The following principles apply:

  • The starting point is the loss of profits suffered as a result of damage to the profit-earning vehicle pending repair or replacement.
  • If the claimant chooses to hire a replacement vehicle, expenditure incurred in mitigation of the loss of profits is, on the face of it, recoverable especially if the hiring cost is lower than the loss of profits.
  • The steps taken to mitigate the loss must be reasonable but a precise calculation after the event will not necessarily be made by counting the pennies.
  • Where the cost of hiring the replacement vehicle significantly exceeds the avoided loss of profits, the damages will ordinarily be limited to the loss of profits.
  • A hiring cost exceeding the loss of profits may be justified where there is other potential future loss of profits such as losing future work or losing regular customers or where the person could not afford not to work. But details of lost profits must be proved.

In this case the taxi driver whose pre-accident vehicle value was £7 450 hired a luxury replacement vehicle at a total cost of £6 596.50 for 18 days (basic hire rates were £975). It was held that the claimant had not acted reasonably in claiming what was almost a full year’s profit as mitigating costs and the damages were limited to the actual loss of profit of £423.
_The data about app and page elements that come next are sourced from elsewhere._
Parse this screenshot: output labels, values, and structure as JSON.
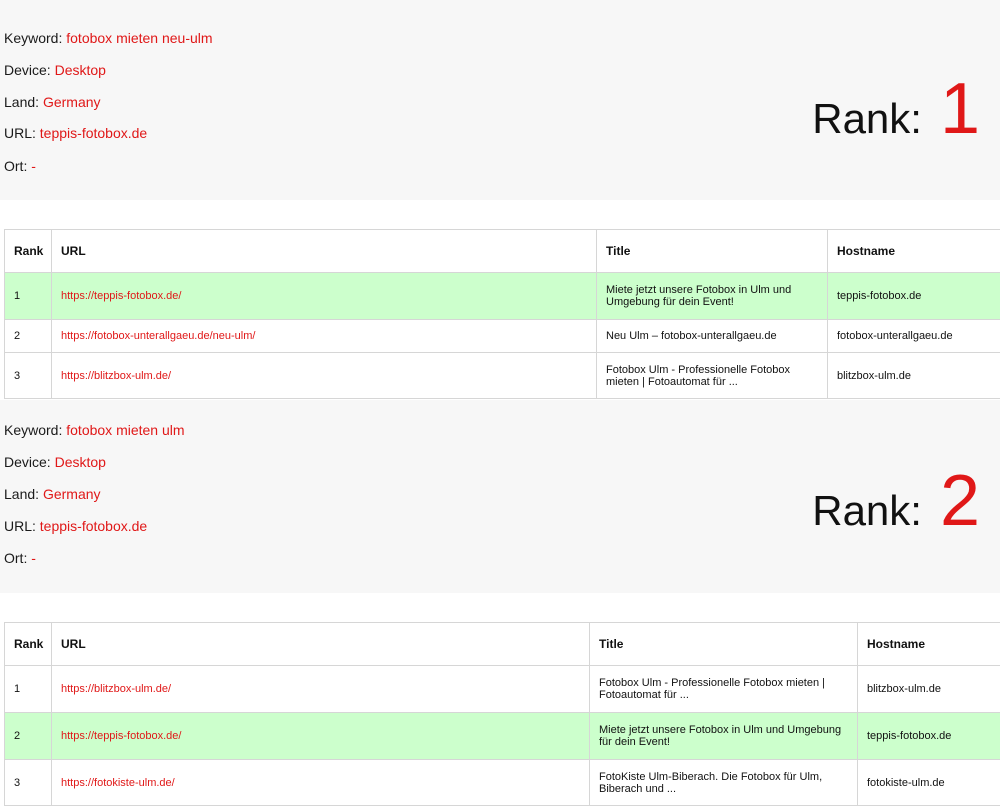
{
  "blocks": [
    {
      "meta": {
        "keyword_label": "Keyword:",
        "keyword": "fotobox mieten neu-ulm",
        "device_label": "Device:",
        "device": "Desktop",
        "land_label": "Land:",
        "land": "Germany",
        "url_label": "URL:",
        "url": "teppis-fotobox.de",
        "ort_label": "Ort:",
        "ort": "-"
      },
      "rank_label": "Rank:",
      "rank": "1",
      "table": {
        "headers": [
          "Rank",
          "URL",
          "Title",
          "Hostname"
        ],
        "rows": [
          {
            "rank": "1",
            "url": "https://teppis-fotobox.de/",
            "title": "Miete jetzt unsere Fotobox in Ulm und Umgebung für dein Event!",
            "hostname": "teppis-fotobox.de",
            "highlight": true
          },
          {
            "rank": "2",
            "url": "https://fotobox-unterallgaeu.de/neu-ulm/",
            "title": "Neu Ulm – fotobox-unterallgaeu.de",
            "hostname": "fotobox-unterallgaeu.de",
            "highlight": false
          },
          {
            "rank": "3",
            "url": "https://blitzbox-ulm.de/",
            "title": "Fotobox Ulm - Professionelle Fotobox mieten | Fotoautomat für ...",
            "hostname": "blitzbox-ulm.de",
            "highlight": false
          }
        ]
      }
    },
    {
      "meta": {
        "keyword_label": "Keyword:",
        "keyword": "fotobox mieten ulm",
        "device_label": "Device:",
        "device": "Desktop",
        "land_label": "Land:",
        "land": "Germany",
        "url_label": "URL:",
        "url": "teppis-fotobox.de",
        "ort_label": "Ort:",
        "ort": "-"
      },
      "rank_label": "Rank:",
      "rank": "2",
      "table": {
        "headers": [
          "Rank",
          "URL",
          "Title",
          "Hostname"
        ],
        "rows": [
          {
            "rank": "1",
            "url": "https://blitzbox-ulm.de/",
            "title": "Fotobox Ulm - Professionelle Fotobox mieten | Fotoautomat für ...",
            "hostname": "blitzbox-ulm.de",
            "highlight": false
          },
          {
            "rank": "2",
            "url": "https://teppis-fotobox.de/",
            "title": "Miete jetzt unsere Fotobox in Ulm und Umgebung für dein Event!",
            "hostname": "teppis-fotobox.de",
            "highlight": true
          },
          {
            "rank": "3",
            "url": "https://fotokiste-ulm.de/",
            "title": "FotoKiste Ulm-Biberach. Die Fotobox für Ulm, Biberach und ...",
            "hostname": "fotokiste-ulm.de",
            "highlight": false
          }
        ]
      }
    }
  ],
  "colors": {
    "accent": "#e01818",
    "highlight_row": "#ccffcc",
    "panel_bg": "#f7f7f7"
  }
}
Similar principles will apply in South Africa.

The case is Hussain v EUI Limited.